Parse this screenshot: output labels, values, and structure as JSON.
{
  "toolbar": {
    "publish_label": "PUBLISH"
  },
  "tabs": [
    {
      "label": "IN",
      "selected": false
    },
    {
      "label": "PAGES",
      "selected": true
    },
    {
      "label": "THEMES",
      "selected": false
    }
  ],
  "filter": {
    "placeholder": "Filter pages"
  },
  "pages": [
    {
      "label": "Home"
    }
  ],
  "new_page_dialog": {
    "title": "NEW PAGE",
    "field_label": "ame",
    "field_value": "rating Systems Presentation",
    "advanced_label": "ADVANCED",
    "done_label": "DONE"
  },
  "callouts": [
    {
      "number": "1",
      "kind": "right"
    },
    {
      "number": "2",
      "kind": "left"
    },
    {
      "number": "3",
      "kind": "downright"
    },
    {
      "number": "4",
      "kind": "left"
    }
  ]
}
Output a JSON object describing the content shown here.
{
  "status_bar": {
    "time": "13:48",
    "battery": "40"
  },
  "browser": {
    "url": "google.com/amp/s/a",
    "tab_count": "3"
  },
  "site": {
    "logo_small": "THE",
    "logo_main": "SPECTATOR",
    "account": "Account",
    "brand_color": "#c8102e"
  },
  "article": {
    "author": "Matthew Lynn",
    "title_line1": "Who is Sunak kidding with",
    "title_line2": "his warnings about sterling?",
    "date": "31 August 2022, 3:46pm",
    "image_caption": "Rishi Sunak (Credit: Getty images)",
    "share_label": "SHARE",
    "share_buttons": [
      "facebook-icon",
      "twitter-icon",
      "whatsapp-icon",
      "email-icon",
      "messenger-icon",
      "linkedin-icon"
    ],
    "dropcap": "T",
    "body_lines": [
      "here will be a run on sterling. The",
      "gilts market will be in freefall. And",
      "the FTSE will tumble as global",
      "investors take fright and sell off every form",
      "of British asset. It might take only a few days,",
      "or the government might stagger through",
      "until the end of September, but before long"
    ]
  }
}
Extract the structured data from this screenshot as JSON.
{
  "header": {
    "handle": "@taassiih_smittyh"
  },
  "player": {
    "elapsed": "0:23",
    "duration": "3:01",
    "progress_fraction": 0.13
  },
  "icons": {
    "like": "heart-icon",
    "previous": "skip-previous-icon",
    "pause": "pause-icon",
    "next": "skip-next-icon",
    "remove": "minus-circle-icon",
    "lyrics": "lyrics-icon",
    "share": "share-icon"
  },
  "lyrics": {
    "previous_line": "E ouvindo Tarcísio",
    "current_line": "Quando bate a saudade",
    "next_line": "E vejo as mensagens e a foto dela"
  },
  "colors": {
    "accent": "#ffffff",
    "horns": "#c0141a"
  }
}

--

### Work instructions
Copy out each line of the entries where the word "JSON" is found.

### Output of the exercise
Parse this screenshot: output labels, values, and structure as JSON.
Output a JSON object describing the content shown here.
Extract the structured data from this screenshot as JSON.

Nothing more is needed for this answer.